Acupressure and Its Effects

Acupressure is an alternative therapy that involves applying pressure to specific points on the body to help relieve the symptoms of motion sickness.

Using acupressure can help to manage motion sickness symptoms by:

  • Reducing nausea: Applying pressure to the P6 point can help alleviate the feeling of nausea associated with motion sickness.
  • Stabilizing the inner ear: Acupressure has been suggested to help balance the inner ear, which can become disrupted during boat travel.
  • Boosting overall well-being: Acupressure can also positively affect a person's general health and wellness, helping them feel more comfortable during a boat trip.

Position in the Boat and Motion Sickness

When it comes to motion sickness on a boat, the position in the boat can have a significant impact on your experience.

Experiencing Motion Sickness at the Front of the Boat

The front of the boat, also known as the bow, can be a good spot for those who want to avoid motion sickness. This is because the front tends to have less movement compared to the back.

However, there are some drawbacks to sitting at the front. For one, it may be more challenging to maintain a clear view of the horizon due to the boat's movement.

Additionally, newer ships with larger cabins may not offer a front seat option, meaning you may need to find alternative techniques to avoid motion sickness symptoms.

Risk of Motion Sickness at the Back of the Boat

The back of the boat, or the stern, tends to experience more waves and movement than the front, increasing the risk of motion sickness. This is especially true during rough seas, where the boat's movement can be more pronounced.

If you are prone to seasickness, it's essential to be aware of this risk and consider other locations on the boat to avoid feeling sick. One of the most effective solutions is to sit in the middle of the ship, which tends to have the least motion.

This area is often referred to as the boat's "center of gravity" and can provide you with a more stable experience. It's also important to keep your focus to see the horizon, as this can help minimize symptoms of vertigo and nausea.
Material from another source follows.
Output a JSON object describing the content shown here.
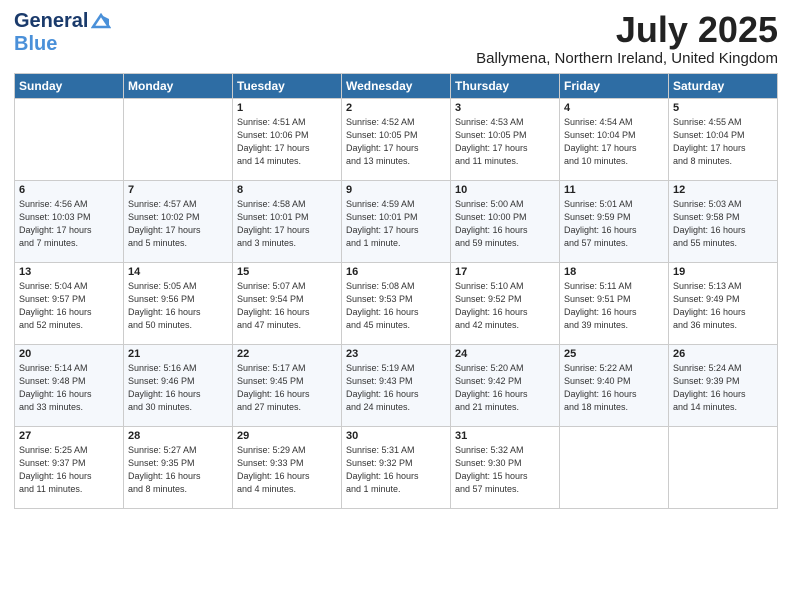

When selecting the right cabin, it's important to choose one that is close to the middle of the ship. Aft cabins can also help minimize motion sickness symptoms, as these cabins are typically located in the rear of the boat—yet closer to the center—allowing for less movement and quick access to fresh air.